The petition comes on the heels of a lawsuit that returned wolves to federal protections throughout the rest of the Continental U.S.
Likely emboldened by a recent court victory that returned federal protections to gray wolves in the rest of the Lower 48, anti-hunting groups have filed a petition to relist wolves in the Northern Rockies. Eight environmental groups, including WildEarth Guardians, the Endangered Species Coalition, and the Center for a Humane Economy, and two individuals submitted the petition to the U.S. Secretary of the Interior. It specifically requests gray wolves be returned immediately to the protected status under the Endangered Species Act in the Northern Rockies.
Unlike wolves in other states in the Continental U.S., wolves in the Northern Rockies, which include Idaho, Montana, and Wyoming, can still be hunted under guidelines and regulations set by state game agencies. But wolf advocates claim harvests are too high in these states and could threaten populations. “Idaho and Montana have drastically altered their wolf management laws and regulations to push populations below viable levels. Idaho, for instance, allows for essentially unregulated and unlimited wolf-killing,” the petition states.
Idaho’s wolf population hovers around 1500, with an annual harvest of 500 wolves in each of the last few years.
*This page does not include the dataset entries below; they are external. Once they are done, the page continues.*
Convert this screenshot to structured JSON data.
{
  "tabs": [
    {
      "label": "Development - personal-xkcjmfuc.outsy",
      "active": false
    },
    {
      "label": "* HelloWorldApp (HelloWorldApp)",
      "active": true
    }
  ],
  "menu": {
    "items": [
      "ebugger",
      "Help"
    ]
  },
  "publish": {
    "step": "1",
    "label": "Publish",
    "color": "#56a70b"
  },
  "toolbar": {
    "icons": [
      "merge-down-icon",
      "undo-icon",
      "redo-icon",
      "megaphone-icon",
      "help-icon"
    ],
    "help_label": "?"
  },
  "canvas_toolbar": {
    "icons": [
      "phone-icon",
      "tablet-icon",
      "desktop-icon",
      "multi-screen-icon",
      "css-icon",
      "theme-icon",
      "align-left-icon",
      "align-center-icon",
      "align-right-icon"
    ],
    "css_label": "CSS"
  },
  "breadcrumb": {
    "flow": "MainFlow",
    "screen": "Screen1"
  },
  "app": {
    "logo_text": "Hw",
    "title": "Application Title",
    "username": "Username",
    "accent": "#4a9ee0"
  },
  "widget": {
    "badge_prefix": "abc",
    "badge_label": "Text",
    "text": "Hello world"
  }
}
Last fall, Montana’s Fish & Game Commission approved a statewide harvest quota of 450 wolves from an estimated population of 1,200 animals. In its 2020 wolf management report, the Wyoming Game & Fish reported a harvest of 104 animals from an estimated statewide population of 324 wolves.
In September, the Department of the Interior, kicked off a year-long review of whether to re-list gray wolves in the Northern Rockies, citing “increased human-caused mortality in Idaho and Montana.”
“Recent laws passed in some Western states undermine state wildlife managers by promoting precipitous reductions in wolf populations, such as removing bag limits, baiting, snaring, night hunting, and pursuit by dogs—the same kind of practices that nearly wiped out wolves during the last century,” wrote Secretary of the Interior Deb Haaland in a widely published editorial.
Wyoming Governor Mark Gordon responded: “Despite the assertions of those who blindly oppose state management, success is defined in the Endangered Species Act as achieving recovery and returning authority to the state wildlife management agencies—the true experts…Mankind must recognize that it is part of our ecosystem, not above it, and as Aldo Leopold put it ‘game can be restored by the creative use of the same tools which have heretofore destroyed it.’ One of those tools for managing wolves is hunting.”
It remains to be seen if or what kind of impact the anti-hunting petition will have on wolf management in the Northern Rockies. Field & Stream will continue to monitor this important topic.